Apr 6, 2021
By Matt Savage
With the huge prize pools being realized in the World Poker Tour and other major events it’s easy to forget that poker at its core is a social game comprised of not only professionals but also and more importantly amateur players that play the game as a hobby and for fun.
Recreational players should be cherished as they keep the poker ecosystem in balance. Nowhere is this more clear than in the small buy-in tournaments, cash games, and satellite programs. While the goal is the same, to win titles and potentially life-changing money, poker is not their main source of income.
The pandemic has been terrible in so many ways for so many and much bigger than poker itself but live poker tournaments and cash games became basically non-existent until recently. It did create an amazing opportunity for a resurgence in online play around the world where permitted and private games popped up all over. The social aspect of poker mirrored the pandemic rules and if you didn’t have a Zoomed game the loss of table talk just wasn’t the same. Sure, you could play poker in your underwear but you couldn’t talk to your opponents or pick up some live reads that are a huge part of the game.
I’ve been very fortunate to have ClubWPT as a way to connect with others during to long stay-at-home orders we’ve been under. Myself, Vince Van Patten, Tony Dunst, and Lynn Gilmartin have been Twitch streaming once a week and have created a social network we affectionately call the “Stream Team.”

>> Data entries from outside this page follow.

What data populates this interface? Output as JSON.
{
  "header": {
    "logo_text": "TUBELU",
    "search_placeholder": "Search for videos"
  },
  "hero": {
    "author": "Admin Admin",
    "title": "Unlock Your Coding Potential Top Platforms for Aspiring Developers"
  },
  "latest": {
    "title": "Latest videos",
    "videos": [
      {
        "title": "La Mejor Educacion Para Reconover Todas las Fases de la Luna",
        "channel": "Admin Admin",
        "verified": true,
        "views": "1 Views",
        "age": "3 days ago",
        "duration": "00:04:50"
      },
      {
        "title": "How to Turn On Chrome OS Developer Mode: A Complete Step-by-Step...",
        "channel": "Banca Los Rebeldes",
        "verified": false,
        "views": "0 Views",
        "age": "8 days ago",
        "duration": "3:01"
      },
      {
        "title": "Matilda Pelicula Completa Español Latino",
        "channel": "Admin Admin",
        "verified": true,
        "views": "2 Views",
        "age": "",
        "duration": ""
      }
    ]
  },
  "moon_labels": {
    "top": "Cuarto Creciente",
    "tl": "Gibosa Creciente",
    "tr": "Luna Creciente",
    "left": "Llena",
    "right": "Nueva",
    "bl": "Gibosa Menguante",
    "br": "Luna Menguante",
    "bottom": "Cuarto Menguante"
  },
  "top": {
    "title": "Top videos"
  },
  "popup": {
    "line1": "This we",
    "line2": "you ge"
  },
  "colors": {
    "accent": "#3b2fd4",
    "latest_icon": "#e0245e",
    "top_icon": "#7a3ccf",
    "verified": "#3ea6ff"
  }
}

The stream team is a group of extremely nice people that have formed a poker community and have even created a discord group to keep in touch and track each other’s success on ClubWPT. We laugh and needle in a good-natured way but also have each other’s back and if an outsider trolls or spams one of us maliciously the group steps up and puts a stop to it right away. I look forward to meeting the stream team in real life someday soon and we even have a barbecue scheduled in the planning stages.
The recent massive numbers at WPT live events at Seminole Hard Rock and the Venetian prove what we knew all along that there was huge pent-up demand for the social aspect of live poker to return. Sure, it’s not exactly the same with masks and plexiglass but it also showed that people were ready to return to live felt.